Corey Seager mashed his way into MLB history.
The Texas Rangers shortstop became the second position player ever to win World Series MVP on Wednesday, as he helped the Rangers finish off the Arizona Diamondbacks with a 2-for-4 performance that included the single to break up ace Zac Gallen's no-hitter and score what was eventually the winning run in Texas' 5-0 victory.
Seager joins "Mr. October" Reggie Jackson, in the club of two. The only other players to win World Series MVP multiple times are pitchers Sandy Koufax and Bob Gibson. Seager and Jackson are also the only ones to do so with multiple teams: Seager received his first trophy in 2020 with the Los Angeles Dodgers, while Jackson won it in 1973 with the Oakland Athletics and 1977 with the New York Yankees.

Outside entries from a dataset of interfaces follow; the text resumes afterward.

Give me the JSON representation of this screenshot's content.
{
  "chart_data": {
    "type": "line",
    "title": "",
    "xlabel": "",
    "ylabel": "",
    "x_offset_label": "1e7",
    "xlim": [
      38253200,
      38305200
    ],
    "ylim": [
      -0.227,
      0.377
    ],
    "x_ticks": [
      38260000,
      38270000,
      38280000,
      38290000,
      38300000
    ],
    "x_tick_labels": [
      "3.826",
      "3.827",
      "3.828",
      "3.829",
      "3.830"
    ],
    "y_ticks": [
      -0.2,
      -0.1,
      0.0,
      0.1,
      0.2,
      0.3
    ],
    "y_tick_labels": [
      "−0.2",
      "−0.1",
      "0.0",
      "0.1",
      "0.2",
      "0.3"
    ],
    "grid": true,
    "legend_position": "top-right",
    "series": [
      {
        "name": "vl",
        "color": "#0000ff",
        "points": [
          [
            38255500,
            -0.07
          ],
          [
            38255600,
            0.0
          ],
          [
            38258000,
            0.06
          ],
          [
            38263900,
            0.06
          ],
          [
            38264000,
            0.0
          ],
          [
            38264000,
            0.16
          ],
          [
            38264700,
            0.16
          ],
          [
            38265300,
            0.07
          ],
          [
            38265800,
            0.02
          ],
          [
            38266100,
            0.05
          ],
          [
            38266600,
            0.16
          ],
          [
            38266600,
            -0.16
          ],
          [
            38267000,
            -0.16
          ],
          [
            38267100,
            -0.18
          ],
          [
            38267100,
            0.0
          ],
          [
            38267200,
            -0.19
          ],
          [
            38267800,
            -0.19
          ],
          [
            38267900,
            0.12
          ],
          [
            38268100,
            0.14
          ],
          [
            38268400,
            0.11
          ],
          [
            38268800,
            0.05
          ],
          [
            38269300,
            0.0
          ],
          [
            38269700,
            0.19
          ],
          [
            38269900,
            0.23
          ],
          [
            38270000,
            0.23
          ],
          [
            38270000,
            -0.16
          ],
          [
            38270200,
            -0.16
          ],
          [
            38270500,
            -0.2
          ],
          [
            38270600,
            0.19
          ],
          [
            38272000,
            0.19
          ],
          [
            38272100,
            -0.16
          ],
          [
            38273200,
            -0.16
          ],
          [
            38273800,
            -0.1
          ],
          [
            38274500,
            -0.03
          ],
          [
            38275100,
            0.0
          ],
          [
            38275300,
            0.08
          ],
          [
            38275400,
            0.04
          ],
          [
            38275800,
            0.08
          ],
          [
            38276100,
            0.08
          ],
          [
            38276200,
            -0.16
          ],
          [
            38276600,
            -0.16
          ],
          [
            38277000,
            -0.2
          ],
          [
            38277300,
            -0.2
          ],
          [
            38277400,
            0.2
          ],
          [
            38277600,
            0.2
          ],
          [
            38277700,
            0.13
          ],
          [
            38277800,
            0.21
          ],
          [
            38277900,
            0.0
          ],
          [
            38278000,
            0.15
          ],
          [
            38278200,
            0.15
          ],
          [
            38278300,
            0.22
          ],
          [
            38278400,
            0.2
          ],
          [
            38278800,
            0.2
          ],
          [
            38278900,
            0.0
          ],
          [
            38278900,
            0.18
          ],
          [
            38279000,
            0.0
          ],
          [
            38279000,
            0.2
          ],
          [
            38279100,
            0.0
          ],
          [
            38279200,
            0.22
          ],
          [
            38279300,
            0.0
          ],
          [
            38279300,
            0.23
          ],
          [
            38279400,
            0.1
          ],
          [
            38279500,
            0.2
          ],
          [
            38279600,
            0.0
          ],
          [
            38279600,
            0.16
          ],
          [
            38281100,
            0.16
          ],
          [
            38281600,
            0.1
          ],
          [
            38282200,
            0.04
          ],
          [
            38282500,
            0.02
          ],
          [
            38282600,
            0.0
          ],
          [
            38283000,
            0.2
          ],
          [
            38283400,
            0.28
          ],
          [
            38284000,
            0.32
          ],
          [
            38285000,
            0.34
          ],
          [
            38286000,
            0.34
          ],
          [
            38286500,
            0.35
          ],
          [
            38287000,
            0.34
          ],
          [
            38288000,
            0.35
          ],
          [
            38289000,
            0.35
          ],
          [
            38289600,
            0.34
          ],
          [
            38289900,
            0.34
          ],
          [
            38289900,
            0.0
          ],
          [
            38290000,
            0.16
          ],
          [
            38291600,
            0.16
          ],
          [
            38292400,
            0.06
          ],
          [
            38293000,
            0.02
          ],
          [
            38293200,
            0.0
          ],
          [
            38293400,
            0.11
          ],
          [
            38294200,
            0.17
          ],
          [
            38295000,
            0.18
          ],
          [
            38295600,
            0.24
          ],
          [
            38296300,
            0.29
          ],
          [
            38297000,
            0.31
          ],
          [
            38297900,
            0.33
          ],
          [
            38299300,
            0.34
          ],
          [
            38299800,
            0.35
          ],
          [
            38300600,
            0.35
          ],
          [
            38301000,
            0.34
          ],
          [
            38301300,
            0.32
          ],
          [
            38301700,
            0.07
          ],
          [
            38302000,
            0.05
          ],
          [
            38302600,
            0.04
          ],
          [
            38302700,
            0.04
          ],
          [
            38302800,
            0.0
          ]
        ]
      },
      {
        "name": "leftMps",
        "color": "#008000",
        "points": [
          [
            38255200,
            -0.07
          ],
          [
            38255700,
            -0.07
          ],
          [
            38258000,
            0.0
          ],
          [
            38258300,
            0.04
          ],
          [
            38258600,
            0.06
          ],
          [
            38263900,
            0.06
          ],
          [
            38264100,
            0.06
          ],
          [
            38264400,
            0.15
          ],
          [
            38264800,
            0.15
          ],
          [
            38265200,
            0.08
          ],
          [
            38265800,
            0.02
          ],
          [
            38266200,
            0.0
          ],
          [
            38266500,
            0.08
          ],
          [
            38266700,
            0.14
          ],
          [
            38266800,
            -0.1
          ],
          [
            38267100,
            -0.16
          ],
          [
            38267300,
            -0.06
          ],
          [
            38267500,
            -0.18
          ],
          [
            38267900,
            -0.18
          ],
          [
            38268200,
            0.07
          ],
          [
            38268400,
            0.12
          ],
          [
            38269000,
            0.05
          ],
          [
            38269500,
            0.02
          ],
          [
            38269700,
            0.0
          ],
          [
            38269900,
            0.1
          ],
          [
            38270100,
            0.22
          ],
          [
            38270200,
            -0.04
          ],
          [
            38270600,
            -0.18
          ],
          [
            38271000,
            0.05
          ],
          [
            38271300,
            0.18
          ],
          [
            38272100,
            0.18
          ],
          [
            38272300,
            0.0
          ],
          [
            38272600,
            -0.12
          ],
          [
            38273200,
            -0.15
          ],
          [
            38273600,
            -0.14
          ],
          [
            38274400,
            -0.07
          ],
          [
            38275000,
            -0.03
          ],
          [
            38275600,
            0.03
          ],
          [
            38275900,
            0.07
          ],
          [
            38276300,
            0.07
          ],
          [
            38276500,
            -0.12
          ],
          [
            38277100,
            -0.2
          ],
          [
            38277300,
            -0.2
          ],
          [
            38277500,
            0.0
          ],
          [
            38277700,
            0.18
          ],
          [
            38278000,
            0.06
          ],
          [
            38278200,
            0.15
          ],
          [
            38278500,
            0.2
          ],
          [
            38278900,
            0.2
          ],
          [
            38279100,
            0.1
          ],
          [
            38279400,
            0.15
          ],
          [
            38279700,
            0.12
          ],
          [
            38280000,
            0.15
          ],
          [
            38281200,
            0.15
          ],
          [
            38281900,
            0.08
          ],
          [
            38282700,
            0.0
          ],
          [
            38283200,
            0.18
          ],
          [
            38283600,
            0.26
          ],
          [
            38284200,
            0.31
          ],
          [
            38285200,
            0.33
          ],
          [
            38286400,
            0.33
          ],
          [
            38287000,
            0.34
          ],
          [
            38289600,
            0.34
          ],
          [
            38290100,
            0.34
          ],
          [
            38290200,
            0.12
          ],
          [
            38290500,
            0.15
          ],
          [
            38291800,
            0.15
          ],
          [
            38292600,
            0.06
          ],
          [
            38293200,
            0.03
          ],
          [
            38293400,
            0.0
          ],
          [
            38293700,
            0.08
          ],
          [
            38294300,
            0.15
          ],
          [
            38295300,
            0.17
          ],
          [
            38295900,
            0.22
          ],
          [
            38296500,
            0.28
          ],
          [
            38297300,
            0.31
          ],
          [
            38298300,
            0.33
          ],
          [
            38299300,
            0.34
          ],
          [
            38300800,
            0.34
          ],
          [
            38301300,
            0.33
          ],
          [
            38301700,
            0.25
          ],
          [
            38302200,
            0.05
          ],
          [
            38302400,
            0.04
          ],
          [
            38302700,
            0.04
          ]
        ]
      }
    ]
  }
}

There really wasn't any other choice for the honor on the Rangers' roster, at least not after ALCS MVP Adolis García was knocked out for the series due to an oblique injury suffered in Game 3. In the five games, Seager went 6-for-21 with three homers, five runs and six RBI.
Seager's biggest hit came in Game 1, the most dramatic night of the series. With the Rangers down 5-3 in the top of the ninth, Seager faced D-backs closer Paul Sewald with a runner on base and one out. To that point, Sewald had not allowed a run in the postseason, and he had allowed only four baserunners total in eight appearances.
Seager hit the ball 416 feet.
Seager scored runs in all four of the Rangers' wins this series without committing an error at shortstop. He finished the postseason hitting .318 with a 1.133 OPS, an uncanny imitation of his run in 2020 that ended with his first World Series MVP.
The Rangers signed Corey Seager for exactly this
Less than two years ago, the Rangers signed Seager to a 10-year, $325 million contract, the largest deal in franchise history and one of the 10 largest in MLB history by total value.
The deal rewarded Seager for a standout career with the Dodgers but was also seen as a downgrade in franchise situation. At the time, the Rangers were coming off a 60-102 season and hadn't reached the playoffs since 2016, a span of time in which the Dodgers won 100 games or reached the World Series in every season.
Seager was joined by other big signings such as Marcus Semien and Jon Gray, but initially, all that seemed to do was turn the Rangers from a last-place club into a fourth-place club (they won 68 games in 2022).
This season was the transformative one. With a new manager in Bruce Bochy, rising young players such as García, Josh Jung and Jonah Heim and even more free-agent signings with Nathan Eovaldi, Andrey Heaney and Jacob deGrom, the Rangers jumped to 90 wins.
Seager might not have singlehandedly transformed the Rangers into World Series champions, but the club signed him when they could, well before they expected to make the jump, and the organization was rewarded with one of the most clutch hitters in baseball. It's a lesson many other teams could learn from and one that is already set to go down as one of the best moves in franchise history.